··· RECORDED INFORMATION
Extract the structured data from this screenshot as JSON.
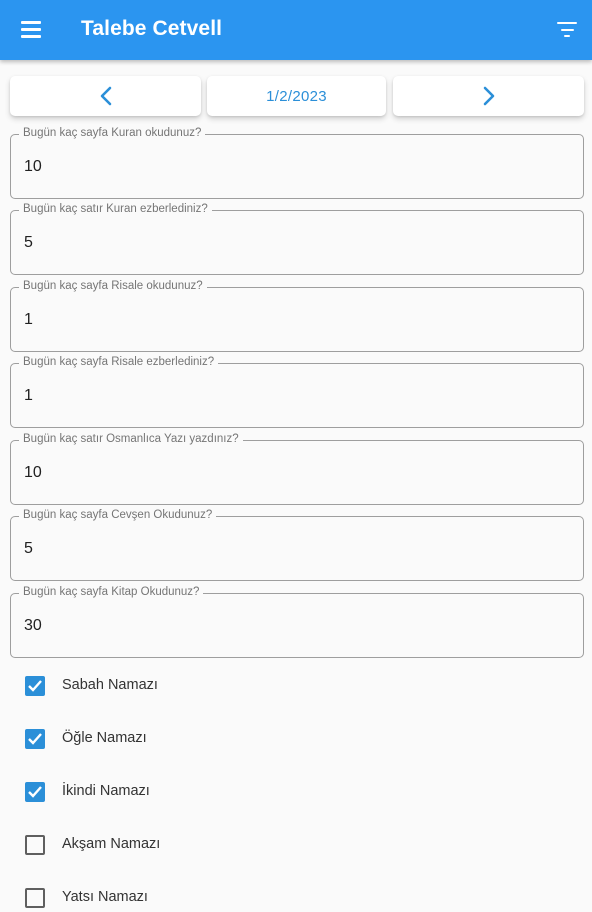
{
  "appbar": {
    "title": "Talebe Cetvell",
    "color": "#2b95f0"
  },
  "nav": {
    "date": "1/2/2023",
    "accent": "#2b8fd8"
  },
  "fields": [
    {
      "label": "Bugün kaç sayfa Kuran okudunuz?",
      "value": "10"
    },
    {
      "label": "Bugün kaç satır Kuran ezberlediniz?",
      "value": "5"
    },
    {
      "label": "Bugün kaç sayfa Risale okudunuz?",
      "value": "1"
    },
    {
      "label": "Bugün kaç sayfa Risale ezberlediniz?",
      "value": "1"
    },
    {
      "label": "Bugün kaç satır Osmanlıca Yazı yazdınız?",
      "value": "10"
    },
    {
      "label": "Bugün kaç sayfa Cevşen Okudunuz?",
      "value": "5"
    },
    {
      "label": "Bugün kaç sayfa Kitap Okudunuz?",
      "value": "30"
    }
  ],
  "prayers": [
    {
      "label": "Sabah Namazı",
      "checked": true
    },
    {
      "label": "Öğle Namazı",
      "checked": true
    },
    {
      "label": "İkindi Namazı",
      "checked": true
    },
    {
      "label": "Akşam Namazı",
      "checked": false
    },
    {
      "label": "Yatsı Namazı",
      "checked": false
    }
  ]
}
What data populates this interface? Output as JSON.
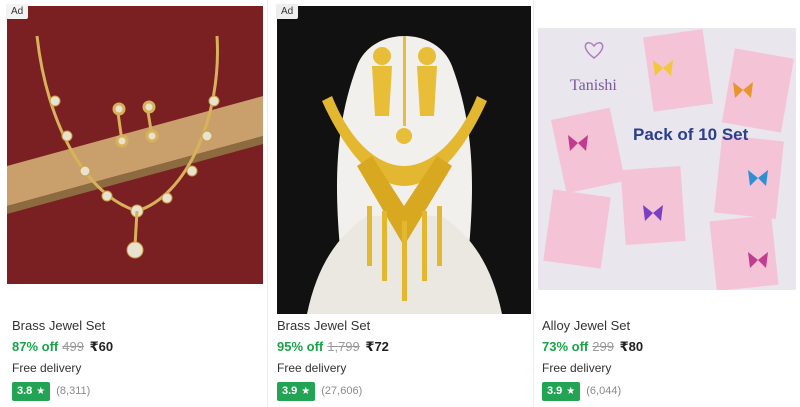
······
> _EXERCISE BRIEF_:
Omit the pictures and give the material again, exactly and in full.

> _TASK ANSWER_:
Extract the structured data from this screenshot as JSON.
{
  "appbar": {
    "title": "Talebe Cetvell",
    "color": "#2b95f0"
  },
  "nav": {
    "date": "1/2/2023",
    "accent": "#2b8fd8"
  },
  "fields": [
    {
      "label": "Bugün kaç sayfa Kuran okudunuz?",
      "value": "10"
    },
    {
      "label": "Bugün kaç satır Kuran ezberlediniz?",
      "value": "5"
    },
    {
      "label": "Bugün kaç sayfa Risale okudunuz?",
      "value": "1"
    },
    {
      "label": "Bugün kaç sayfa Risale ezberlediniz?",
      "value": "1"
    },
    {
      "label": "Bugün kaç satır Osmanlıca Yazı yazdınız?",
      "value": "10"
    },
    {
      "label": "Bugün kaç sayfa Cevşen Okudunuz?",
      "value": "5"
    },
    {
      "label": "Bugün kaç sayfa Kitap Okudunuz?",
      "value": "30"
    }
  ],
  "prayers": [
    {
      "label": "Sabah Namazı",
      "checked": true
    },
    {
      "label": "Öğle Namazı",
      "checked": true
    },
    {
      "label": "İkindi Namazı",
      "checked": true
    },
    {
      "label": "Akşam Namazı",
      "checked": false
    },
    {
      "label": "Yatsı Namazı",
      "checked": false
    }
  ]
}
What data populates this interface? Output as JSON.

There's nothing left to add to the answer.